– In some oil, sautée the mushrooms on a high heat until cooked but not mushy. Put on a plate and set aside.
– In the same pan, heat some more oil and add the chilli flakes.
– Add the onion and sautée for a few minutes, then stir in the chopped pepper and cook for a few more minutes.
– Turn the heat down to low and add the garlic, tomato purée and spices. Cook for a minute, constantly stirring.
– Add the tomatoes, beans and mushrooms and bring to a simmer
– Let simmer, lid on, for about 15 minutes, stirring occasionally.
– Serve stuffed in a warm tortilla wrap.

Savoury Chickpea Flour Pancakes

Shortest post ever, as I am really supposed to be working and work is mad at the moment. I didn’t even mean to blog about these beauties, but they are too good not to share. Plus, I want to get the recipe on paper (well, a screen) while it’s still fresh in my mind.
I’ve been looking for breakfast ideas without egg and this is an absolute winner. Savoury pancakes, egg-less omelettes, Indian-spiced vegan fritters, whatever way you look at them, these are the perfect start to any day. The quantities below make breakfast (or a snack, or dinner) for one person.

50 g chickpea flour (aka gram flour)
60/70 ml water
¼ tsp turmeric
¼ tsp garam masala
¼ tsp cumin seeds
1 clove garlic, grated
½ tsp grated ginger
generous pinch of salt
dash of lemon juice
three cherry tomatoes, chopped
1 tbsp fresh coriander, chopped

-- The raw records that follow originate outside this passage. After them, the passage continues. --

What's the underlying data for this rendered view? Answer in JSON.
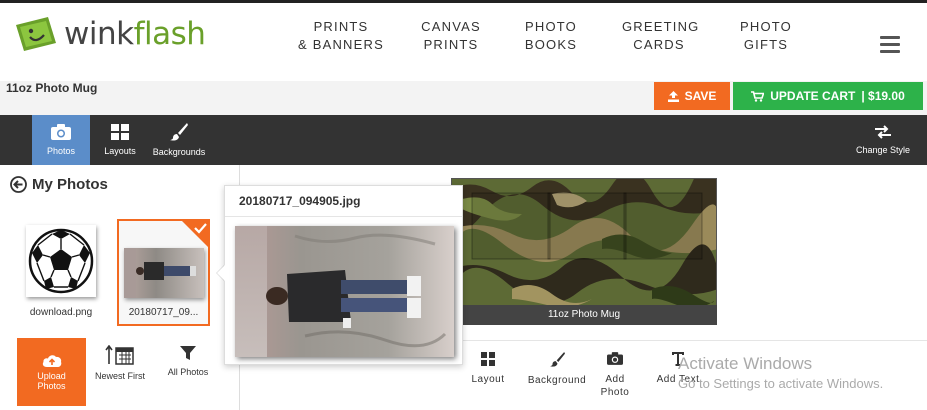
{
  "brand": {
    "name_part1": "wink",
    "name_part2": "flash",
    "accent_green": "#6aa02a",
    "accent_orange": "#f26a21",
    "cart_green": "#2db24a"
  },
  "nav": {
    "items": [
      {
        "line1": "PRINTS",
        "line2": "& BANNERS"
      },
      {
        "line1": "CANVAS",
        "line2": "PRINTS"
      },
      {
        "line1": "PHOTO",
        "line2": "BOOKS"
      },
      {
        "line1": "GREETING",
        "line2": "CARDS"
      },
      {
        "line1": "PHOTO",
        "line2": "GIFTS"
      }
    ],
    "menu_icon": "hamburger-icon"
  },
  "product": {
    "title": "11oz Photo Mug"
  },
  "actions": {
    "save_label": "SAVE",
    "cart_label": "UPDATE CART",
    "cart_price": "| $19.00"
  },
  "toolbar": {
    "tabs": [
      {
        "label": "Photos",
        "icon": "camera-icon",
        "active": true
      },
      {
        "label": "Layouts",
        "icon": "grid-icon",
        "active": false
      },
      {
        "label": "Backgrounds",
        "icon": "brush-icon",
        "active": false
      }
    ],
    "change_style": "Change Style"
  },
  "left_panel": {
    "heading": "My Photos",
    "photos": [
      {
        "label": "download.png",
        "selected": false
      },
      {
        "label": "20180717_09...",
        "selected": true
      }
    ],
    "tools": [
      {
        "label_line1": "Upload",
        "label_line2": "Photos"
      },
      {
        "label": "Newest First"
      },
      {
        "label": "All Photos"
      }
    ]
  },
  "popover": {
    "filename": "20180717_094905.jpg"
  },
  "canvas": {
    "label": "11oz Photo Mug"
  },
  "edit_tools": [
    {
      "label": "Layout",
      "icon": "grid-icon"
    },
    {
      "label": "Background",
      "icon": "brush-icon"
    },
    {
      "label_line1": "Add",
      "label_line2": "Photo",
      "icon": "camera-icon"
    },
    {
      "label": "Add Text",
      "icon": "text-icon"
    }
  ],
  "watermark": {
    "line1": "Activate Windows",
    "line2": "Go to Settings to activate Windows."
  }
}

– Put chickpea flour in a bowl and whisk in a bit of the water to form a thick paste.
– Whisk in the rest of the water and let the batter rest, covered,  for 30 minutes.
– After the batter’s rested, add all the other ingredients except the tomatoes and coriander and whisk to mix.
– Stir in the tomatoes and coriander.
– Heat oil in a large pan (or a small one and cook the pancakes individually).
– Using a tablespoon, make three pancake-like heaps in the pan.
– Fry until mostly dry on top.
– Flip over and cook for another two minutes. (I tend to do a last flip to crisp up both sides)
– Serve with whatever you like.